Banned Books Week is an annual event celebrating the freedom to read
This year, the focus of Banned Books Week is on diversity.
“It is estimated that over half of all banned books are by authors of color, or contain events and issues concerning diverse communities, according to ALA’s Office for Intellectual Freedom. This year’s Banned Books Week will celebrate literature written by diverse writers that has been banned or challenged, as well as explore why diverse books are being disproportionately singled out in the first place.”
What does “diverse” mean in this context? Author Malinda Lo defines it as:
“non-white main and/or secondary characters; LGBT main and/or secondary characters; disabled main and/or secondary characters; issues about race or racism; LGBT issues; issues about religion, which encompass in this situation the Holocaust and terrorism; issues about disability and/or mental illness; non-Western settings, in which the West is North America and Europe.”
Indeed, the Top Ten Most Challenged Books of 2015 reflect many kinds of diversity. Click on any of the links below to read more about each book in the library catalog, and request any you’re interested in.
- Two Boys Kissing by David Levithan
- Nasreen’s Secret School: A True Story from Afghanistan by Jeanette Winter
- Habibi by Craig Thompson
- Fun Home by Alison Bechdel
- The Curious Incident of the Dog in the Night-Time by Mark Haddon

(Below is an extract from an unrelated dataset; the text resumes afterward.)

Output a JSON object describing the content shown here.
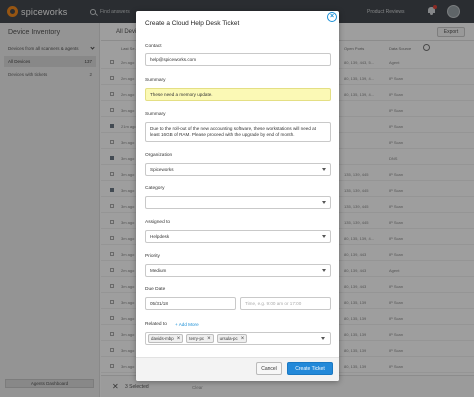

- Beyond Magenta: Transgender Teens Speak Out by Susan Kuklin
- I Am Jazz by Jessica Herthel and Jazz Jennings
- Fifty Shades of Grey by E.L. James
- Looking for Alaska by John Green

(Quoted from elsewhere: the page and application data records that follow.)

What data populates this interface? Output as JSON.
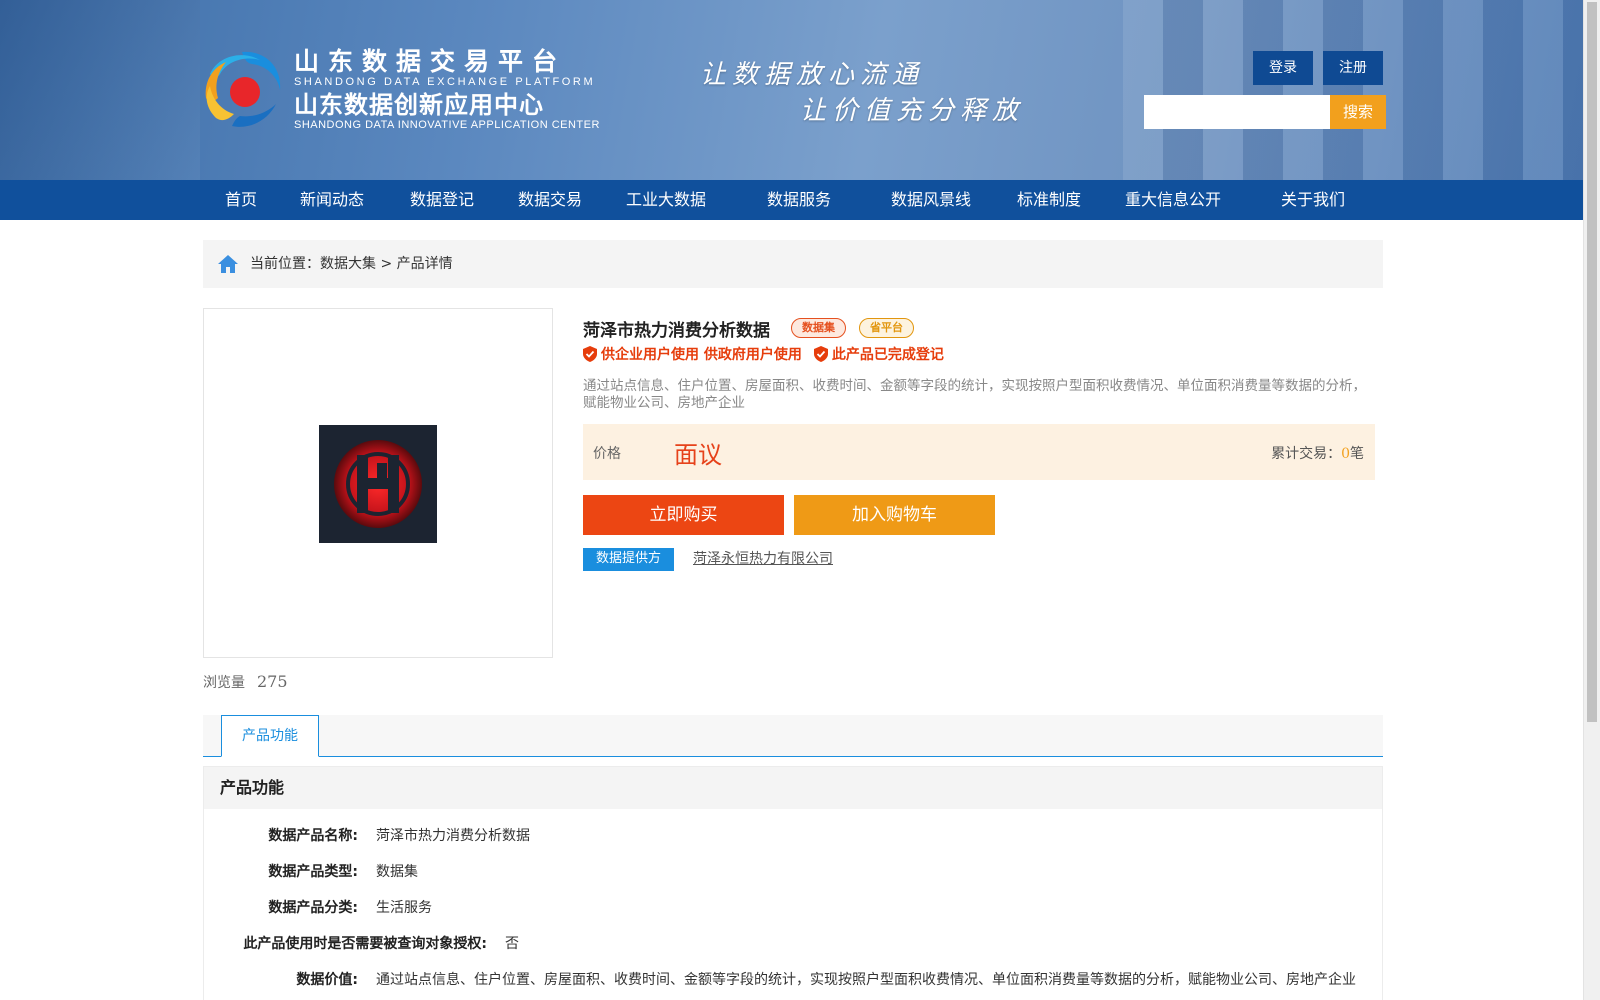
{
  "header": {
    "brand_cn": "山东数据交易平台",
    "brand_en": "SHANDONG DATA EXCHANGE PLATFORM",
    "center_cn": "山东数据创新应用中心",
    "center_en": "SHANDONG DATA INNOVATIVE APPLICATION CENTER",
    "slogan_1": "让数据放心流通",
    "slogan_2": "让价值充分释放",
    "login_label": "登录",
    "register_label": "注册",
    "search_placeholder": "",
    "search_label": "搜索"
  },
  "nav": {
    "items": [
      {
        "label": "首页"
      },
      {
        "label": "新闻动态"
      },
      {
        "label": "数据登记"
      },
      {
        "label": "数据交易"
      },
      {
        "label": "工业大数据"
      },
      {
        "label": "数据服务"
      },
      {
        "label": "数据风景线"
      },
      {
        "label": "标准制度"
      },
      {
        "label": "重大信息公开"
      },
      {
        "label": "关于我们"
      }
    ]
  },
  "breadcrumb": {
    "prefix": "当前位置：",
    "items": [
      "数据大集",
      "产品详情"
    ],
    "separator": " > "
  },
  "product": {
    "title": "菏泽市热力消费分析数据",
    "tag_dataset": "数据集",
    "tag_provincial": "省平台",
    "note_users": "供企业用户使用 供政府用户使用",
    "note_registered": "此产品已完成登记",
    "description": "通过站点信息、住户位置、房屋面积、收费时间、金额等字段的统计，实现按照户型面积收费情况、单位面积消费量等数据的分析，赋能物业公司、房地产企业",
    "price_label": "价格",
    "price_value": "面议",
    "trade_label": "累计交易：",
    "trade_count": "0",
    "trade_unit": "笔",
    "buy_label": "立即购买",
    "cart_label": "加入购物车",
    "provider_tag": "数据提供方",
    "provider_name": "菏泽永恒热力有限公司",
    "views_label": "浏览量",
    "views_count": "275"
  },
  "tabs": [
    {
      "label": "产品功能",
      "active": true
    }
  ],
  "details": {
    "heading": "产品功能",
    "rows": [
      {
        "key": "数据产品名称:",
        "value": "菏泽市热力消费分析数据"
      },
      {
        "key": "数据产品类型:",
        "value": "数据集"
      },
      {
        "key": "数据产品分类:",
        "value": "生活服务"
      },
      {
        "key": "此产品使用时是否需要被查询对象授权:",
        "value": "否"
      },
      {
        "key": "数据价值:",
        "value": "通过站点信息、住户位置、房屋面积、收费时间、金额等字段的统计，实现按照户型面积收费情况、单位面积消费量等数据的分析，赋能物业公司、房地产企业"
      }
    ]
  },
  "colors": {
    "nav_blue": "#10509c",
    "accent_orange": "#f2a01d",
    "buy_red": "#ec4613",
    "tab_blue": "#1a8ede"
  },
  "icons": [
    "logo-icon",
    "home-icon",
    "shield-check-icon"
  ]
}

Have you read one of these, or another frequently challenged title? Come tell us about it at the reference desk and get an “I READ BANNED BOOKS” button (while supplies last).

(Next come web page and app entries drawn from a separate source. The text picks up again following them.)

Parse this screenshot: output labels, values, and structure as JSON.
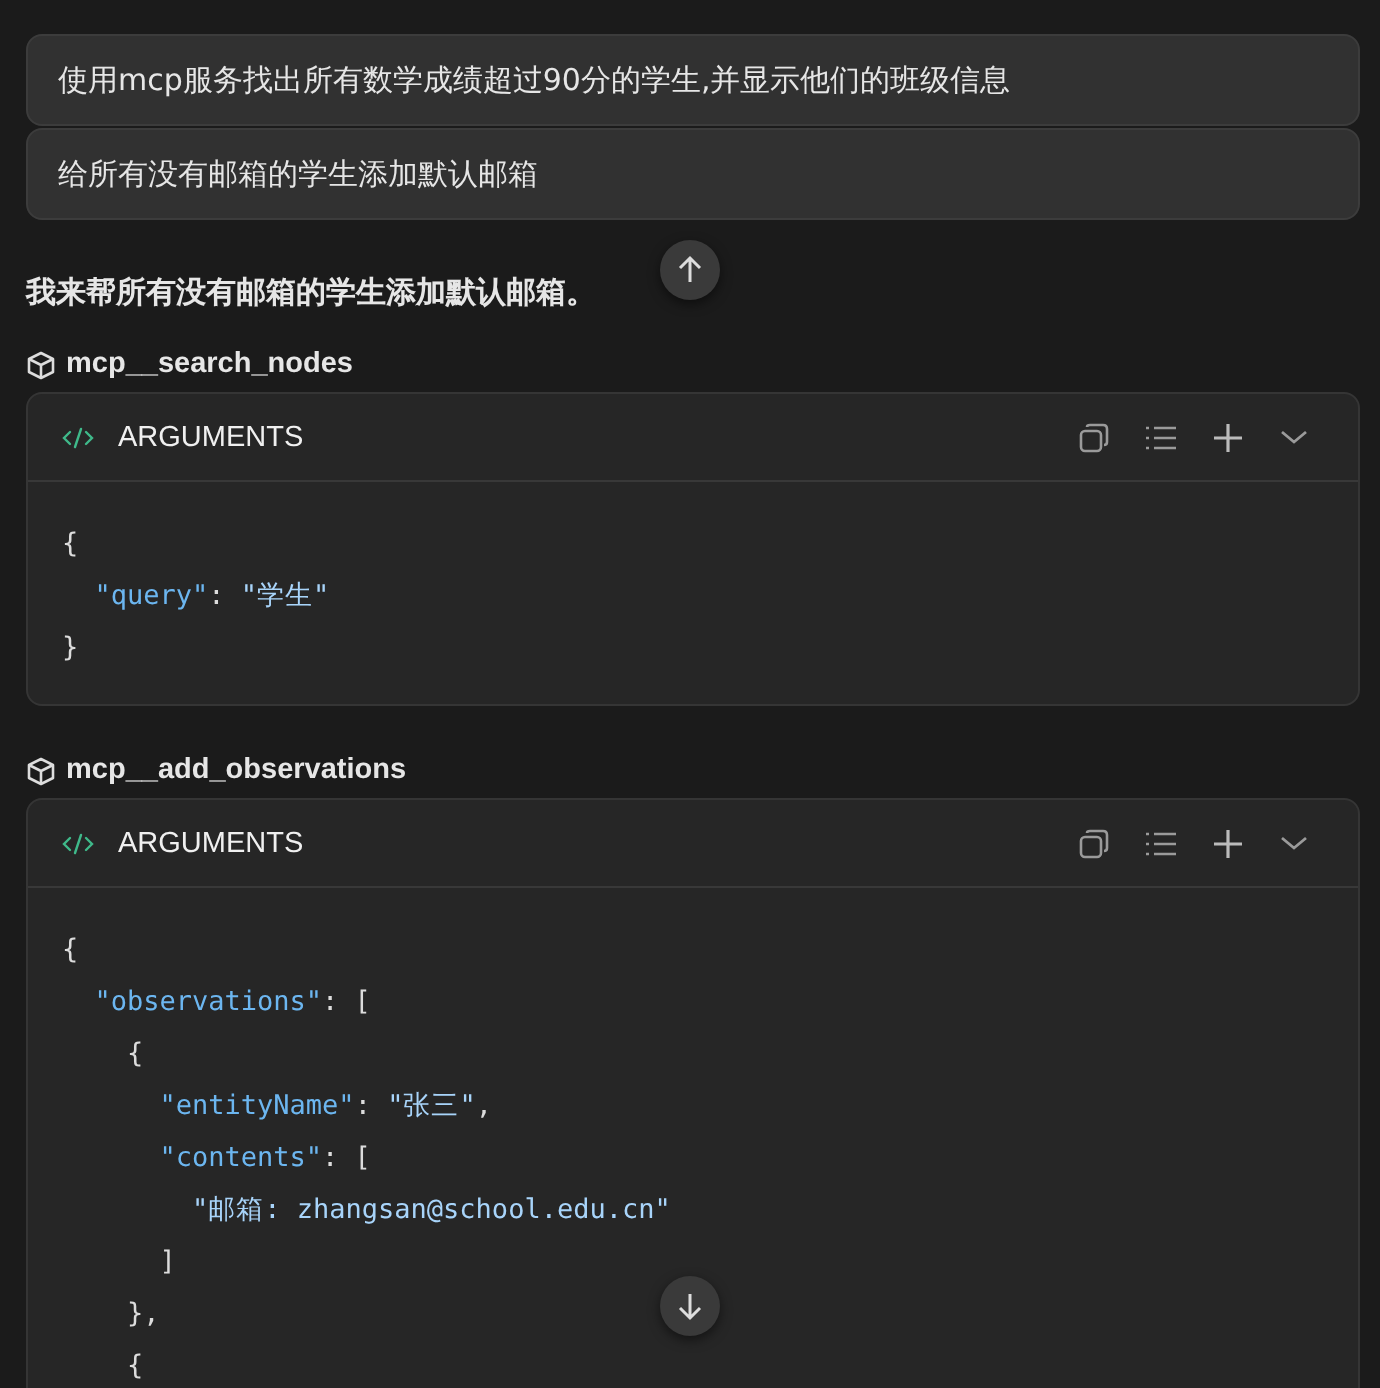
{
  "user_messages": [
    {
      "text": "使用mcp服务找出所有数学成绩超过90分的学生,并显示他们的班级信息"
    },
    {
      "text": "给所有没有邮箱的学生添加默认邮箱"
    }
  ],
  "assistant_text": "我来帮所有没有邮箱的学生添加默认邮箱。",
  "tool_calls": [
    {
      "name": "mcp__search_nodes",
      "header": "ARGUMENTS",
      "expanded": false,
      "lines": [
        [
          {
            "kind": "punct",
            "text": "{"
          }
        ],
        [
          {
            "kind": "key",
            "text": "  \"query\""
          },
          {
            "kind": "punct",
            "text": ": "
          },
          {
            "kind": "string",
            "text": "\"学生\""
          }
        ],
        [
          {
            "kind": "punct",
            "text": "}"
          }
        ]
      ]
    },
    {
      "name": "mcp__add_observations",
      "header": "ARGUMENTS",
      "expanded": false,
      "lines": [
        [
          {
            "kind": "punct",
            "text": "{"
          }
        ],
        [
          {
            "kind": "key",
            "text": "  \"observations\""
          },
          {
            "kind": "punct",
            "text": ": ["
          }
        ],
        [
          {
            "kind": "punct",
            "text": "    {"
          }
        ],
        [
          {
            "kind": "key",
            "text": "      \"entityName\""
          },
          {
            "kind": "punct",
            "text": ": "
          },
          {
            "kind": "string",
            "text": "\"张三\""
          },
          {
            "kind": "punct",
            "text": ","
          }
        ],
        [
          {
            "kind": "key",
            "text": "      \"contents\""
          },
          {
            "kind": "punct",
            "text": ": ["
          }
        ],
        [
          {
            "kind": "string",
            "text": "        \"邮箱: zhangsan@school.edu.cn\""
          }
        ],
        [
          {
            "kind": "punct",
            "text": "      ]"
          }
        ],
        [
          {
            "kind": "punct",
            "text": "    },"
          }
        ],
        [
          {
            "kind": "punct",
            "text": "    {"
          }
        ]
      ]
    }
  ]
}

Next: “Banned Books” is a bit of a misnomer, since books aren’t banned in this country as often as they are “challenged” (for example, moved from the children’s or teen area of the library to the adult section, or removed from a school’s required reading list). Internationally, however, censorship remains an issue. We’ll collect a few related stories from around the world – a reminder of the importance of the freedom to read.